“We have to insure that we maintain standards and have a standards panel. If a marina is borderline, the assessor is in consultation about how it has scored or if there is going to be a change in the number of Gold Anchors awarded, we will put this through the standards panel.”
Tony explained: “If I do a report and the marina feels they have been under scored, they can come back to the standards panel and appeal. The panel comprises 3 industry professionals and an assessor and if it was one of my marinas I would stand down and another assessor would be used.”
Six key areas
The assessor will populate the score sheet during the assessment which helps them compile their report. Criteria are rated according to their overall relevance and will be scored on a 1-10 basis. For the non-scored items there are also drop down boxes with the options yes/no/not sure.
The score is then combined with the results of a berth holder questionnaire and ‘mystery shopper’ report to give a total maximum score which is converted to a percentage.
* Ambience – marina access, first impressions, design and layout, landscaping and aesthetics, office and reception, signage and illumination, destination attractions and activities.
* Policies planning and procedures – berthing contracts, safety rules and risk assessments, insurance, first aid, staff training and marina security. Some have a tickbox to show whether or not the marina has a procedure in place, others are scored such as the overall quality and application of PPP systems.
* Customer service – staff appearance and availability, induction for berth holders, customer information, feedback and events, website, tuition and dockside assistance.
* Environmental – management and practices, waste facilities, hazardous materials storage and oil spill containment.

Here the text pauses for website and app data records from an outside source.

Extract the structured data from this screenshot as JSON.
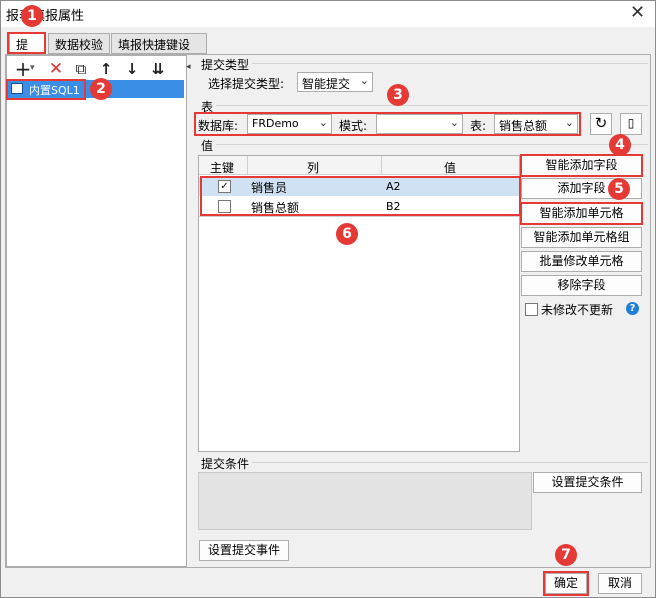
{
  "window": {
    "title": "报表填报属性",
    "close": "✕"
  },
  "tabs": [
    "提交",
    "数据校验",
    "填报快捷键设置"
  ],
  "left": {
    "toolbar": {
      "add": "+",
      "add_menu": "▾",
      "delete": "✕",
      "copy": "⧉",
      "up": "↑",
      "down": "↓",
      "import": "⇊"
    },
    "item": "内置SQL1"
  },
  "submit_type": {
    "section": "提交类型",
    "label": "选择提交类型:",
    "value": "智能提交"
  },
  "table": {
    "section": "表",
    "db_label": "数据库:",
    "db_value": "FRDemo",
    "mode_label": "模式:",
    "mode_value": "",
    "table_label": "表:",
    "table_value": "销售总额"
  },
  "values": {
    "section": "值",
    "headers": [
      "主键",
      "列",
      "值"
    ],
    "rows": [
      {
        "key": true,
        "col": "销售员",
        "val": "A2"
      },
      {
        "key": false,
        "col": "销售总额",
        "val": "B2"
      }
    ]
  },
  "side_buttons": [
    "智能添加字段",
    "添加字段",
    "智能添加单元格",
    "智能添加单元格组",
    "批量修改单元格",
    "移除字段"
  ],
  "no_update": {
    "label": "未修改不更新",
    "help": "?"
  },
  "submit_condition": {
    "section": "提交条件",
    "button": "设置提交条件"
  },
  "submit_event": "设置提交事件",
  "footer": {
    "ok": "确定",
    "cancel": "取消"
  },
  "badges": [
    "1",
    "2",
    "3",
    "4",
    "5",
    "6",
    "7"
  ],
  "colors": {
    "accent_red": "#e53935",
    "selection": "#3a8ee6",
    "help": "#1e7fd8"
  }
}
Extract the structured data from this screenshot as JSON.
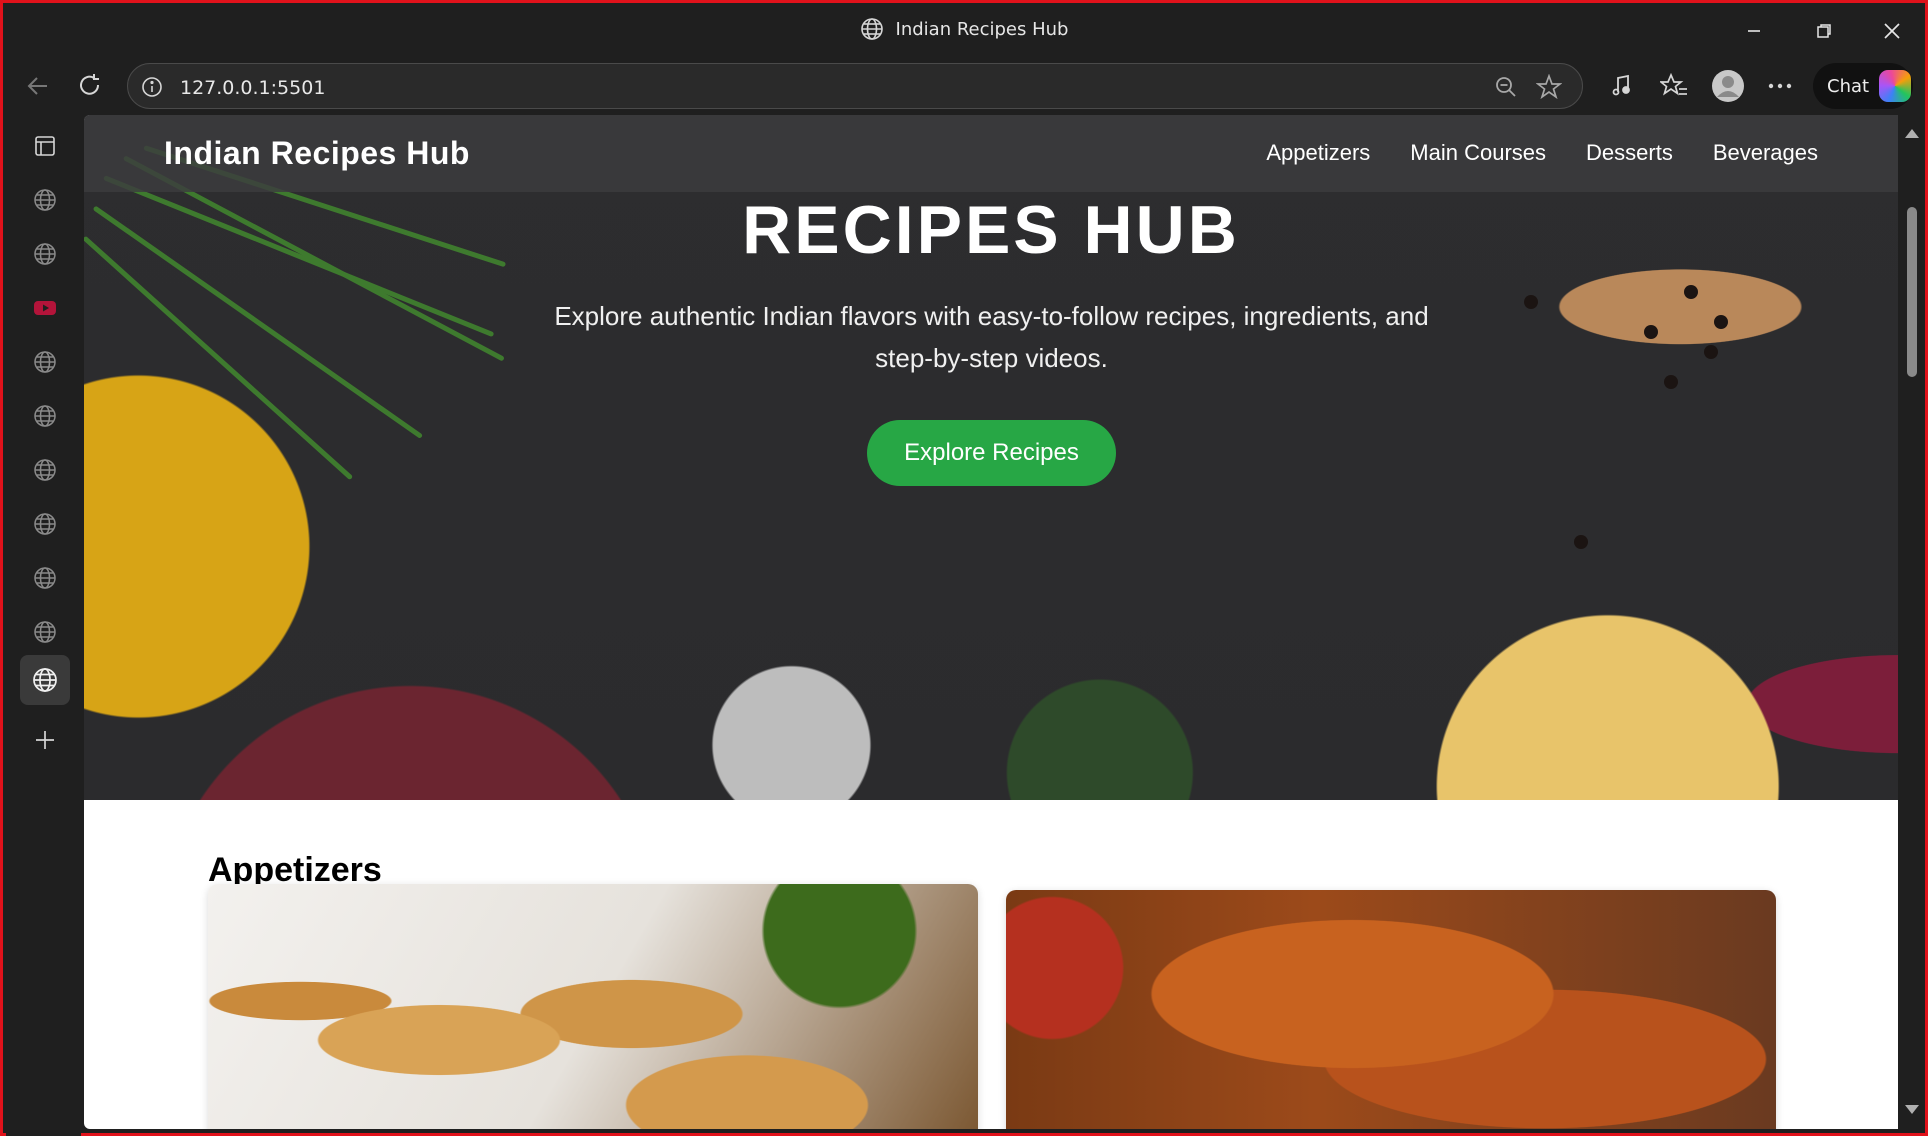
{
  "browser": {
    "window_title": "Indian Recipes Hub",
    "url": "127.0.0.1:5501",
    "chat_label": "Chat"
  },
  "sidebar": {
    "tabs": [
      "tab-globe",
      "tab-globe",
      "tab-youtube",
      "tab-globe",
      "tab-globe",
      "tab-globe",
      "tab-globe",
      "tab-globe",
      "tab-globe",
      "tab-globe-active"
    ]
  },
  "page": {
    "navbar": {
      "logo": "Indian Recipes Hub",
      "links": [
        "Appetizers",
        "Main Courses",
        "Desserts",
        "Beverages"
      ]
    },
    "hero": {
      "title": "RECIPES HUB",
      "subtitle": "Explore authentic Indian flavors with easy-to-follow recipes, ingredients, and step-by-step videos.",
      "cta": "Explore Recipes"
    },
    "section": {
      "title": "Appetizers"
    }
  },
  "colors": {
    "accent_button": "#27a745",
    "frame_border": "#e0121b"
  }
}
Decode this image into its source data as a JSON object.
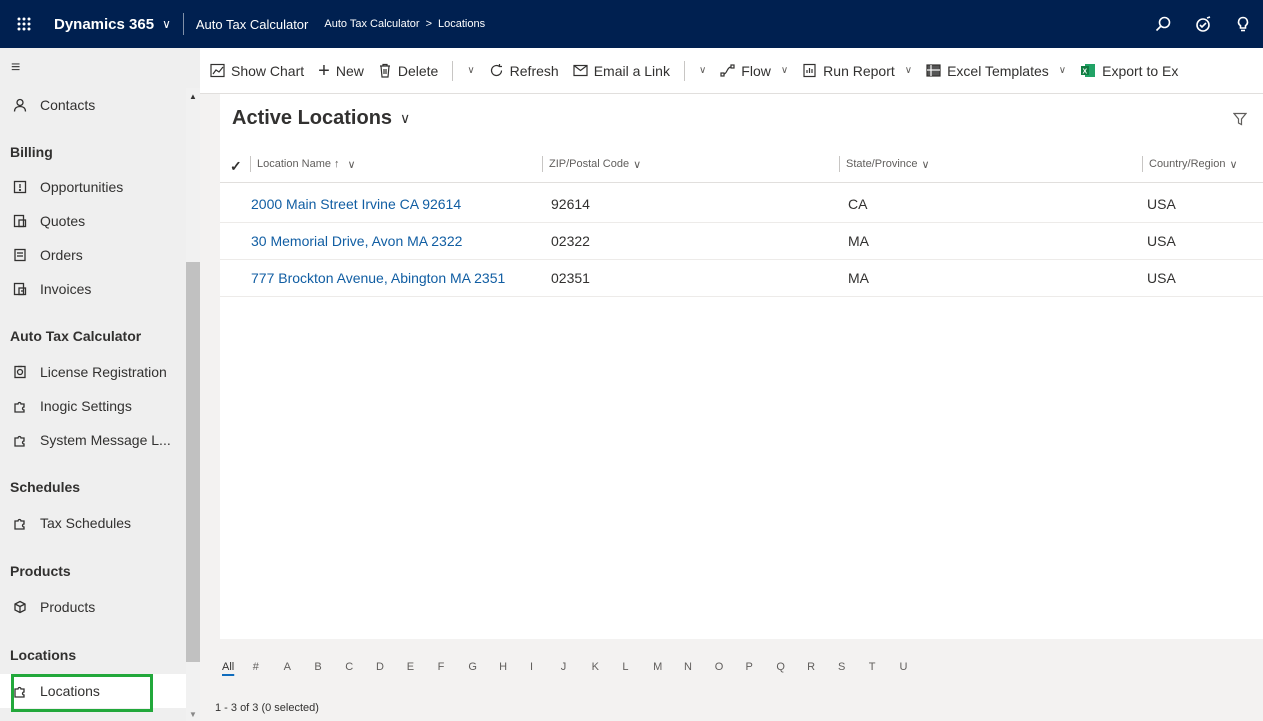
{
  "topbar": {
    "app_name": "Dynamics 365",
    "app_title": "Auto Tax Calculator",
    "breadcrumb": [
      "Auto Tax Calculator",
      "Locations"
    ]
  },
  "sidebar": {
    "items_top": [
      {
        "label": "Contacts",
        "icon": "person-icon"
      }
    ],
    "groups": [
      {
        "title": "Billing",
        "items": [
          {
            "label": "Opportunities",
            "icon": "opportunity-icon"
          },
          {
            "label": "Quotes",
            "icon": "quote-icon"
          },
          {
            "label": "Orders",
            "icon": "order-icon"
          },
          {
            "label": "Invoices",
            "icon": "invoice-icon"
          }
        ]
      },
      {
        "title": "Auto Tax Calculator",
        "items": [
          {
            "label": "License Registration",
            "icon": "license-icon"
          },
          {
            "label": "Inogic Settings",
            "icon": "puzzle-icon"
          },
          {
            "label": "System Message L...",
            "icon": "puzzle-icon"
          }
        ]
      },
      {
        "title": "Schedules",
        "items": [
          {
            "label": "Tax Schedules",
            "icon": "puzzle-icon"
          }
        ]
      },
      {
        "title": "Products",
        "items": [
          {
            "label": "Products",
            "icon": "product-icon"
          }
        ]
      },
      {
        "title": "Locations",
        "items": [
          {
            "label": "Locations",
            "icon": "puzzle-icon",
            "selected": true
          }
        ]
      }
    ]
  },
  "commands": {
    "show_chart": "Show Chart",
    "new": "New",
    "delete": "Delete",
    "refresh": "Refresh",
    "email_link": "Email a Link",
    "flow": "Flow",
    "run_report": "Run Report",
    "excel_templates": "Excel Templates",
    "export": "Export to Ex"
  },
  "view": {
    "title": "Active Locations",
    "columns": [
      "Location Name ↑",
      "ZIP/Postal Code",
      "State/Province",
      "Country/Region"
    ],
    "rows": [
      [
        "2000 Main Street Irvine CA 92614",
        "92614",
        "CA",
        "USA"
      ],
      [
        "30 Memorial Drive, Avon MA 2322",
        "02322",
        "MA",
        "USA"
      ],
      [
        "777 Brockton Avenue, Abington MA 2351",
        "02351",
        "MA",
        "USA"
      ]
    ],
    "alpha": [
      "All",
      "#",
      "A",
      "B",
      "C",
      "D",
      "E",
      "F",
      "G",
      "H",
      "I",
      "J",
      "K",
      "L",
      "M",
      "N",
      "O",
      "P",
      "Q",
      "R",
      "S",
      "T",
      "U"
    ],
    "status": "1 - 3 of 3 (0 selected)"
  },
  "colors": {
    "topbar": "#002050",
    "link": "#115ea3",
    "highlight": "#22a83b"
  }
}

* On water – pedestrian access to berths, safety ladders, lifebuoys, fire-fighting equipment, pontoons and walkways, fuel availability, charter and boat hire.
* On shore – restroom and laundry facilities, car parking, food and access to provisions, availability of accommodation, lifestyle services, lift-out and boatyard services, chandlery, trolleys and carts.
About the marina
Windsor Racecourse Marina’s general manager Neill Walker explained that they are nearing completion of a £1 million investment new pontoons and shoreside facilities.
He said that they had increased the area in water by 50% and the number of berths to 220 at the marina which used to be old Windsor rubbish tip and was dug out in 1971. The fuel station had also been moved out onto the water, making it easier for berth holders and leading to an increase in fuel sales.
The entrance from the River Thames via the Mill Stream has been dredged for the first time in 40 years and the Fairways, the main navigation past the marina, has been widened with 4m of bank taken from the island where the racecourse is situated.
“The dynamics of the marina changed last year with the arrival of 35 new moorers and around 25 this year,” said Neill. “We currently have 96% full with just 14 vacant berths.”
Other improvements have new bespoke security gates, a token-operated pumpout system and the provision of an outside dining area for the summer. The next, on-shore, phase of development will be 34 lodges on a 125-year lease with year-round occupancy.